The tango is a study in syncopation and accent. This original piece uses two themes, one in the key F major and one in the relative minor. The first violins and cellos have divided parts where notes are beyond first position. Violas and cellos often play duet figures, and the double bass maintains a rhythmic pattern with notes on count one, the second half of count two, and count four. Other parts play this syncopated rhythm in places as well. The overall tango feel can be augmented by using the included percussion parts for claves, bongo or conga drums, and maracas. For performance, the addition of Tango dancers would enhance the visual presentation.
About William E. Moats
William Moats graduated from Kent State University with a Music Education degree and Ball State University with a Master of Arts degree in Music. He was a member of two military bands, playing trombone and euphonium. As a band and orchestra director in Ohio, he taught in the Dayton Public Schools and the Trotwood-Madison City Schools.
Serving in Lutheran churches, he has directed various vocal, instrumental, and handbell choirs in Dayton, Ohio, and Birmingham, Alabama. Currently, he directs an adult vocal choir in Mechanicsville, Virginia.

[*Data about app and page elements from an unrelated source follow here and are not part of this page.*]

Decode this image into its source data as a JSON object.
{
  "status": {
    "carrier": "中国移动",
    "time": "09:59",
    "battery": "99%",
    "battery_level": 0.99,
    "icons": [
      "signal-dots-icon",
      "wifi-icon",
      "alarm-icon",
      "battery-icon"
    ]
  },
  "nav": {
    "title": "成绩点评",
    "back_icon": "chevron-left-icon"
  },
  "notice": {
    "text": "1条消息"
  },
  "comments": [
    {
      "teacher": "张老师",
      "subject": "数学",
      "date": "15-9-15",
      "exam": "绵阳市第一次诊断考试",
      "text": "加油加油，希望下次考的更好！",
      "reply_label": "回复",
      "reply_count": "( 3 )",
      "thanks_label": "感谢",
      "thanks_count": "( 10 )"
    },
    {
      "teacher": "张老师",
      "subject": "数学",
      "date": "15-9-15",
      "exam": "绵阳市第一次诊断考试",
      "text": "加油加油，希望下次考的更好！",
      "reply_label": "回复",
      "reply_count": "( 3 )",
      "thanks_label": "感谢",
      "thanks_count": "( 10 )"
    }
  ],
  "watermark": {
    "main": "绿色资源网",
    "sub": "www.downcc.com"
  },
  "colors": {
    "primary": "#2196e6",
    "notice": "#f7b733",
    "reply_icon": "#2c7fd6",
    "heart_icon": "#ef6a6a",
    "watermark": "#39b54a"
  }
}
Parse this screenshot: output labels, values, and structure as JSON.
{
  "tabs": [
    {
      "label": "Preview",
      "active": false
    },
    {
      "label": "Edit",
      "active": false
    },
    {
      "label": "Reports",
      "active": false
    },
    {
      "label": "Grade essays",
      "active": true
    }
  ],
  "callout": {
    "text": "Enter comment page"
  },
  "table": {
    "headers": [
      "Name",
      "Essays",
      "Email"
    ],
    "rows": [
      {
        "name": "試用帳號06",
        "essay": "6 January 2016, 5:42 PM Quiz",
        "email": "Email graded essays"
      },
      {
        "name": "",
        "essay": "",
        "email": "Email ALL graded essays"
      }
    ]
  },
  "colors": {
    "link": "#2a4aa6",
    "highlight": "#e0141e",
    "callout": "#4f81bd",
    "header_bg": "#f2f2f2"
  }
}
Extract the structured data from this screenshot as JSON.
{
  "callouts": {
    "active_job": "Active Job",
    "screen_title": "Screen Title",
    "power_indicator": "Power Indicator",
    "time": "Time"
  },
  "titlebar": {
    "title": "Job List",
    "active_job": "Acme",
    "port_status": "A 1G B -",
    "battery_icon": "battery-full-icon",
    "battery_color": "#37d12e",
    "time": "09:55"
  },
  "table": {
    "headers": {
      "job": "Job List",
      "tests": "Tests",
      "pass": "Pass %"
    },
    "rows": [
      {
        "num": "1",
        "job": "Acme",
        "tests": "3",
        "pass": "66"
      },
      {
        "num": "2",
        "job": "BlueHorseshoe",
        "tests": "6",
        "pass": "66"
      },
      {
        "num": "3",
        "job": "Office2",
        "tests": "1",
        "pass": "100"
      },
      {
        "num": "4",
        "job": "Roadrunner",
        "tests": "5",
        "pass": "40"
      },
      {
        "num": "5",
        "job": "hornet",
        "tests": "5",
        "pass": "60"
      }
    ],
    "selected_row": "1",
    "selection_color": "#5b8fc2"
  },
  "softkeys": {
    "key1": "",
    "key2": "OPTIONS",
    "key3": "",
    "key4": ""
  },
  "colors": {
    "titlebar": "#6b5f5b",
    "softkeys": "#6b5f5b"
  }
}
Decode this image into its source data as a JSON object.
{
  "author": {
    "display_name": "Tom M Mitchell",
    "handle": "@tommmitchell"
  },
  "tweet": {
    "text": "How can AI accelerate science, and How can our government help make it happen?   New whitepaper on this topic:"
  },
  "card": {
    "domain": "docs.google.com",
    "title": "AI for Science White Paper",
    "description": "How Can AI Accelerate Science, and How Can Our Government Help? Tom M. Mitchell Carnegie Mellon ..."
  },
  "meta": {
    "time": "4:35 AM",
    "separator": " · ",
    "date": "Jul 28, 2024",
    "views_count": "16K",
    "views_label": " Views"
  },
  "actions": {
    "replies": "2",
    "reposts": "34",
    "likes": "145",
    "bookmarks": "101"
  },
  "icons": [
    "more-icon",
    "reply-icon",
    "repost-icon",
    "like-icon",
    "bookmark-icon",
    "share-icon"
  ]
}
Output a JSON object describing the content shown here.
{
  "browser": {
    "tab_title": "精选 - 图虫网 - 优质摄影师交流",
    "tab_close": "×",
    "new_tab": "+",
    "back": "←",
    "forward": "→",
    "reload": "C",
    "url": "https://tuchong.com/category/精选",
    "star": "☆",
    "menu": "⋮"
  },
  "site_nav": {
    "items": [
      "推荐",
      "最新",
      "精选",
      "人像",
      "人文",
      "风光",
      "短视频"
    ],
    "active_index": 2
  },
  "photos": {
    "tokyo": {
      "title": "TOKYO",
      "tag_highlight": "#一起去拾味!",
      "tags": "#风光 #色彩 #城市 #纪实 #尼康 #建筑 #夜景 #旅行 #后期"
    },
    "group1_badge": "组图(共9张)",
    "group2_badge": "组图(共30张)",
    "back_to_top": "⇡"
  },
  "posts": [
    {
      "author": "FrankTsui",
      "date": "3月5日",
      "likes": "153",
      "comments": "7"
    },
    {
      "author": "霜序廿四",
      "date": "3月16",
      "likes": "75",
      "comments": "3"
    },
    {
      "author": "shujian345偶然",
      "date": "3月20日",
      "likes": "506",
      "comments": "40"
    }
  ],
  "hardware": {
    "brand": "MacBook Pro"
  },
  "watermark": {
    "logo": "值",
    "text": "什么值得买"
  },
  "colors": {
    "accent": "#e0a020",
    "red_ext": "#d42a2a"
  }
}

He has published handbell music, band, string orchestra, and brass chamber music with several publishers.
During his professional career, he has been a member of the Music Educator’s National Conference, Ohio Music Educators Association, Handbell Musicians of America (formerly AGEHR), and the American Federation of Musicians.